§ Data supplied
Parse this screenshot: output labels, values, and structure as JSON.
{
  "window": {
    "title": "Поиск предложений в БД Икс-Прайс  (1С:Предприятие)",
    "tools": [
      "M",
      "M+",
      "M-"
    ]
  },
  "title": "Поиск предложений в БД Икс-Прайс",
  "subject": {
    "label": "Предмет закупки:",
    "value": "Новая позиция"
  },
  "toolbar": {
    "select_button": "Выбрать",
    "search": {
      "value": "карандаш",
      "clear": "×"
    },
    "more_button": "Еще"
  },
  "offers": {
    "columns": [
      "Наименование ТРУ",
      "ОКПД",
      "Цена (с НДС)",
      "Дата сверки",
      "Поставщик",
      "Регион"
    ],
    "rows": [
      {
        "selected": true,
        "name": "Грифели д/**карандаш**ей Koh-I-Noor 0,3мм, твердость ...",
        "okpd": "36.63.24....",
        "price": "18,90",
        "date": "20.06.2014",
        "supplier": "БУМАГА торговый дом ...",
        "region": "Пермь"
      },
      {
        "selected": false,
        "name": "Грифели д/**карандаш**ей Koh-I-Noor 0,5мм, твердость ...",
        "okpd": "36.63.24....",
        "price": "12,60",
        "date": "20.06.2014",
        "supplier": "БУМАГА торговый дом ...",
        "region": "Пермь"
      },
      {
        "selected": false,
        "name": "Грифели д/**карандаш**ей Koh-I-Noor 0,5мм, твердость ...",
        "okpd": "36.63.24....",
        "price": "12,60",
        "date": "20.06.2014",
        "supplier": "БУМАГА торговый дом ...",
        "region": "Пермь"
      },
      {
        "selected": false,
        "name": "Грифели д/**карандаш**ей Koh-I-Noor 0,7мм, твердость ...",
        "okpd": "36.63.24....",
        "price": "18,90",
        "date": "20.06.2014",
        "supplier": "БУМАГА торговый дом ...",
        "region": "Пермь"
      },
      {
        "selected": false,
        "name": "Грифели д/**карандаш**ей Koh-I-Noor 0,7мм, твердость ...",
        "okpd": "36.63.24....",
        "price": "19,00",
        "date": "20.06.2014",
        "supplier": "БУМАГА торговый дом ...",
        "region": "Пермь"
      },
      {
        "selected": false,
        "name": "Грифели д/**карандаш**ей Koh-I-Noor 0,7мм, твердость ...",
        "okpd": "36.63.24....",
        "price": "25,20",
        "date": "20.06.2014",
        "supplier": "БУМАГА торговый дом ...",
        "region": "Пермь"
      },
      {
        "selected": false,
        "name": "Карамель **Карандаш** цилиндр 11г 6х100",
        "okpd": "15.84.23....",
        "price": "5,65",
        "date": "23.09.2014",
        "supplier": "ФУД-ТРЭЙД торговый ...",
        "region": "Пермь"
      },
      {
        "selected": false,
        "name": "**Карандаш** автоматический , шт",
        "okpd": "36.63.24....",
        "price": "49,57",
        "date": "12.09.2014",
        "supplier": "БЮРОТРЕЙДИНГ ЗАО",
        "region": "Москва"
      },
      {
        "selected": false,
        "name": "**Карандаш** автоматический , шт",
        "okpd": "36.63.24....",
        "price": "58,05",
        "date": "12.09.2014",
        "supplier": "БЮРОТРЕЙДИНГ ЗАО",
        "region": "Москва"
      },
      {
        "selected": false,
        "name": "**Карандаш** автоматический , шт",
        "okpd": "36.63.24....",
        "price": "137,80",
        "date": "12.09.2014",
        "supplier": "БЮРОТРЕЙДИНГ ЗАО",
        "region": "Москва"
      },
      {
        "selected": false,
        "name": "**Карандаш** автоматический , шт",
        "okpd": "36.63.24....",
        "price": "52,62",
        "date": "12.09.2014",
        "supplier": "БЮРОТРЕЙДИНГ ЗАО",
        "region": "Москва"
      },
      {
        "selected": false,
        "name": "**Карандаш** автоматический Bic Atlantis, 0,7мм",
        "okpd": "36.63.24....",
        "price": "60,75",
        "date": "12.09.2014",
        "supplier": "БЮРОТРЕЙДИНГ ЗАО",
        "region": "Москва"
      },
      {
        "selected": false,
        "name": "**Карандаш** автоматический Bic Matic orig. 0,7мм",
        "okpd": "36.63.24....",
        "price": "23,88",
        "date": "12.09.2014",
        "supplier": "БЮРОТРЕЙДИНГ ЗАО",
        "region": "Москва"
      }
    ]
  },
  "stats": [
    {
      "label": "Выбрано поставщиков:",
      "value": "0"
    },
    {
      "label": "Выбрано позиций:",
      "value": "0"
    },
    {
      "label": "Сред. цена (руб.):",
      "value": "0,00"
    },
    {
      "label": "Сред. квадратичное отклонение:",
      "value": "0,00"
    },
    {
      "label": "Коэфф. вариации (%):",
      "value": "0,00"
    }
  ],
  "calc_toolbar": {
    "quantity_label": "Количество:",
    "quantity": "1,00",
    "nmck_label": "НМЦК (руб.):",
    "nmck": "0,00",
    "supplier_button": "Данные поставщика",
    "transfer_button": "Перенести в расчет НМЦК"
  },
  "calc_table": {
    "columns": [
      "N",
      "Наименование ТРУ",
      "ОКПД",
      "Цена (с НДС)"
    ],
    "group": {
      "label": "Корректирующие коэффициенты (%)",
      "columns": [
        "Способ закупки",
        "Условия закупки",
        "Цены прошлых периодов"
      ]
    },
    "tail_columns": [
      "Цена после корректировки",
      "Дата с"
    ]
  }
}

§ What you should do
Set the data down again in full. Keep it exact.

§ Written answer
Parse this screenshot: output labels, values, and structure as JSON.
{
  "window": {
    "title": "Поиск предложений в БД Икс-Прайс  (1С:Предприятие)",
    "tools": [
      "M",
      "M+",
      "M-"
    ]
  },
  "title": "Поиск предложений в БД Икс-Прайс",
  "subject": {
    "label": "Предмет закупки:",
    "value": "Новая позиция"
  },
  "toolbar": {
    "select_button": "Выбрать",
    "search": {
      "value": "карандаш",
      "clear": "×"
    },
    "more_button": "Еще"
  },
  "offers": {
    "columns": [
      "Наименование ТРУ",
      "ОКПД",
      "Цена (с НДС)",
      "Дата сверки",
      "Поставщик",
      "Регион"
    ],
    "rows": [
      {
        "selected": true,
        "name": "Грифели д/**карандаш**ей Koh-I-Noor 0,3мм, твердость ...",
        "okpd": "36.63.24....",
        "price": "18,90",
        "date": "20.06.2014",
        "supplier": "БУМАГА торговый дом ...",
        "region": "Пермь"
      },
      {
        "selected": false,
        "name": "Грифели д/**карандаш**ей Koh-I-Noor 0,5мм, твердость ...",
        "okpd": "36.63.24....",
        "price": "12,60",
        "date": "20.06.2014",
        "supplier": "БУМАГА торговый дом ...",
        "region": "Пермь"
      },
      {
        "selected": false,
        "name": "Грифели д/**карандаш**ей Koh-I-Noor 0,5мм, твердость ...",
        "okpd": "36.63.24....",
        "price": "12,60",
        "date": "20.06.2014",
        "supplier": "БУМАГА торговый дом ...",
        "region": "Пермь"
      },
      {
        "selected": false,
        "name": "Грифели д/**карандаш**ей Koh-I-Noor 0,7мм, твердость ...",
        "okpd": "36.63.24....",
        "price": "18,90",
        "date": "20.06.2014",
        "supplier": "БУМАГА торговый дом ...",
        "region": "Пермь"
      },
      {
        "selected": false,
        "name": "Грифели д/**карандаш**ей Koh-I-Noor 0,7мм, твердость ...",
        "okpd": "36.63.24....",
        "price": "19,00",
        "date": "20.06.2014",
        "supplier": "БУМАГА торговый дом ...",
        "region": "Пермь"
      },
      {
        "selected": false,
        "name": "Грифели д/**карандаш**ей Koh-I-Noor 0,7мм, твердость ...",
        "okpd": "36.63.24....",
        "price": "25,20",
        "date": "20.06.2014",
        "supplier": "БУМАГА торговый дом ...",
        "region": "Пермь"
      },
      {
        "selected": false,
        "name": "Карамель **Карандаш** цилиндр 11г 6х100",
        "okpd": "15.84.23....",
        "price": "5,65",
        "date": "23.09.2014",
        "supplier": "ФУД-ТРЭЙД торговый ...",
        "region": "Пермь"
      },
      {
        "selected": false,
        "name": "**Карандаш** автоматический , шт",
        "okpd": "36.63.24....",
        "price": "49,57",
        "date": "12.09.2014",
        "supplier": "БЮРОТРЕЙДИНГ ЗАО",
        "region": "Москва"
      },
      {
        "selected": false,
        "name": "**Карандаш** автоматический , шт",
        "okpd": "36.63.24....",
        "price": "58,05",
        "date": "12.09.2014",
        "supplier": "БЮРОТРЕЙДИНГ ЗАО",
        "region": "Москва"
      },
      {
        "selected": false,
        "name": "**Карандаш** автоматический , шт",
        "okpd": "36.63.24....",
        "price": "137,80",
        "date": "12.09.2014",
        "supplier": "БЮРОТРЕЙДИНГ ЗАО",
        "region": "Москва"
      },
      {
        "selected": false,
        "name": "**Карандаш** автоматический , шт",
        "okpd": "36.63.24....",
        "price": "52,62",
        "date": "12.09.2014",
        "supplier": "БЮРОТРЕЙДИНГ ЗАО",
        "region": "Москва"
      },
      {
        "selected": false,
        "name": "**Карандаш** автоматический Bic Atlantis, 0,7мм",
        "okpd": "36.63.24....",
        "price": "60,75",
        "date": "12.09.2014",
        "supplier": "БЮРОТРЕЙДИНГ ЗАО",
        "region": "Москва"
      },
      {
        "selected": false,
        "name": "**Карандаш** автоматический Bic Matic orig. 0,7мм",
        "okpd": "36.63.24....",
        "price": "23,88",
        "date": "12.09.2014",
        "supplier": "БЮРОТРЕЙДИНГ ЗАО",
        "region": "Москва"
      }
    ]
  },
  "stats": [
    {
      "label": "Выбрано поставщиков:",
      "value": "0"
    },
    {
      "label": "Выбрано позиций:",
      "value": "0"
    },
    {
      "label": "Сред. цена (руб.):",
      "value": "0,00"
    },
    {
      "label": "Сред. квадратичное отклонение:",
      "value": "0,00"
    },
    {
      "label": "Коэфф. вариации (%):",
      "value": "0,00"
    }
  ],
  "calc_toolbar": {
    "quantity_label": "Количество:",
    "quantity": "1,00",
    "nmck_label": "НМЦК (руб.):",
    "nmck": "0,00",
    "supplier_button": "Данные поставщика",
    "transfer_button": "Перенести в расчет НМЦК"
  },
  "calc_table": {
    "columns": [
      "N",
      "Наименование ТРУ",
      "ОКПД",
      "Цена (с НДС)"
    ],
    "group": {
      "label": "Корректирующие коэффициенты (%)",
      "columns": [
        "Способ закупки",
        "Условия закупки",
        "Цены прошлых периодов"
      ]
    },
    "tail_columns": [
      "Цена после корректировки",
      "Дата с"
    ]
  }
}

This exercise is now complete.